India To Weaponize Bhut Jolokia (Pepper)

I was reading online today that India is going to weaponize the Bhut Jolokia, considered by some to be the world’s hottest pepper


Full sttory at MSNBC

So has anyone here tasted the Bhut Jolokia? If so what do you think of it?

Love 'em! I may try to grow them some year, as I’ve had pretty good luck with habaneros. The Bhut is nicely hellish, but still with some flavor.

I’d love it. Most peppers aren’t hot enough for me.

I like habeneros, but I use them sparingly when I do. A friend of my wife is starting some and she thought I might like a few plants.
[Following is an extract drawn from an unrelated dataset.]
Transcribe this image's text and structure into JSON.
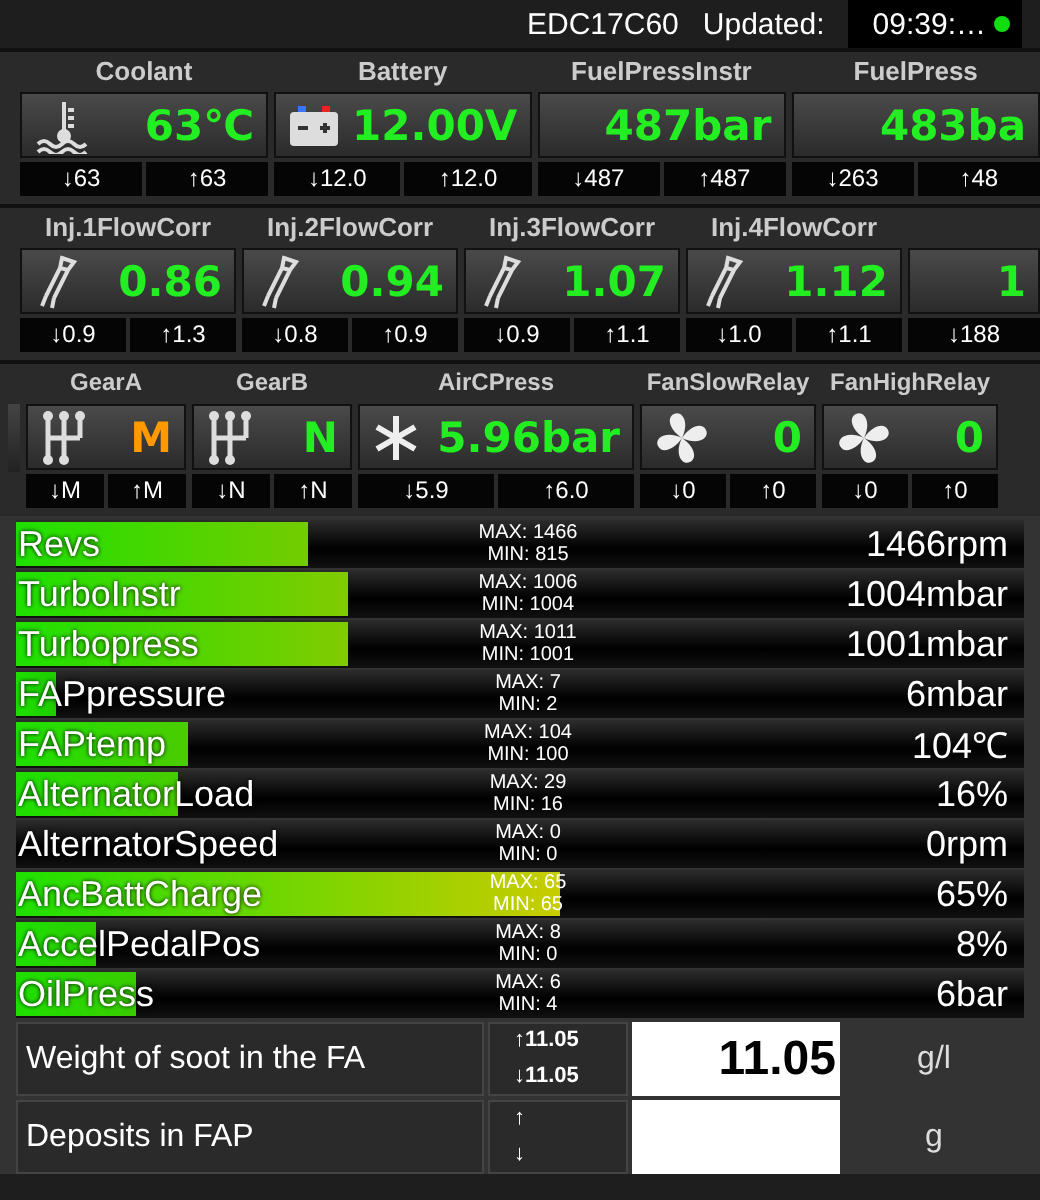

I just don’t need anything hotter than a habenero.

Strangely, the first time I heard of or ate bhut jolakia was in Japan. It definitely tastes different compared to a habanero chilli. After eating a few the base of my tongue burns, instead of the tip as with habaneros. I primarily eat it as a snack below, but I ate it raw last year when I visited home too.
In english

ETA: Found a movie! (Click on the play button)

When it comes to spices, I concede that I’m a wimp. It may come from being Irish (the Irish think salt and black pepper are exotic spices).

But having lived in Texas for 24 years and having tried various foreign cuisines, I’ve reached this conclusion: East Indians would laugh at what passes for hot chili among self-styled macho Texans. Seriously, Texans who THINK they can handle the hottest of foods would be in tears, begging for mercy, if they tried real Indian food.

How does it compare to the Guatemalan Insanity Pepper?

I checked that I’d try it, but the poll didn’t give an option for “…but only if it’s highly diluted”. Hyperpeppers like that have their place, but that place is not eaten straight by itself.

Most pepper sprays are already concentrated much stronger than any natural pepper. It doesn’t matter where the capsaicin came from once you refine it to 80-90%

I like hot spicy food, but don’t see the point in consuming dishes made with a pepper that’s up to five times hotter than the habanero (on the Scoville scale).

Unless you’re into macho bragging rights.

Dude, it IS the insanity pepper.

The wings I had were with a sauce quoted at 1 million Scoville. Pepper sprays tend to be about 2 million.

Perhaps it is tasty in some forms, but what I had was just nasty. That is, the little of it I could taste. It was a competition to eat 12 in 15 minutes… and all of the mounds of sauce that came with it… and lick your fingers clean… and then not drink anything for 5 minutes.

It burned a little bit.

I’ve never had one but I voted that I’d try it. Very carefully, and mainly only to say that I did. I know it’s going to be way too hot for me. Habaneros by themselves are too hot for me, though I like them diluted in a hot sauce or in a meal.

Like other posters, I love spicy food (and, for that matter, Indian food), but don’t see the point in eating something like this straight; the appeal is in the taste, not the Scoville units; there’s a reason pure capsaicin isn’t a very popular spice. So, perhaps, if there were a way to use this diluted to make something tasty, then I’d go for it, but if it’s just a matter of demonstrating heat masochism, then I’m not interested.

I grow my own Habs every year. Some I pick when green. Some I manage to get to yellow/orange. I puree them with about 1//3 pepper, 1/3 minced garlic, 1/3 onion, and some other spices and a bit of vinegar for the liquid base.

Despite the habaneros reputation, you can actually eat small amounts of my “dip” straight on a chip without dying. And the flavor difference between those two, and other hot peppers I grow is noticable. Given that, I suspect this pepper is tolerable as well.

I totally agree, Habaneros have a much different taste than any other peppers. Kind of a fruity taste. I do with there was a milder hab maybe one-third intensity, with the same flavor otherwise, so I could eat them like cherries.(eating Habs when you have acid reflux leads to one miserable night, waking up with stomach acid in your lungs just sucks)

A friend of mine from work went to a party where they reconstituted about 8 dried bhut jolokias, put them in a blender, and mixed a tablespoon of the resulting pepper puree with vodka and did them as shots. Her blog about it is hilarious.

We have seeds and are going to grow them this year

Haven’t managed to find one yet. I like habaneros and I’ll eat three or four at a sitting, so I think I’d be able to stand the bhut jolokia fine, but I’d be lying if I didn’t say it does make me a little nervous.

What’s new?

Pepper Spray has been around 20 years. The active ingredient in pepper spray is capsaicin, which is a chemical derived from the fruit of plants in the Capsicum genus, including chilis.

Isn’t this just a new twist for a weapon?

Just an aside, this question was used on Wait Wait Don’t Tell Me today, as part of Bluff the Listener. The topic was “things to do with food besides eating it”, and the other two choices were a jockstrap made out of pork rind (I think), and putting people into food for therapeutic affect instead of putting food into people.

The listener got it right, but she didn’t say she read it here first.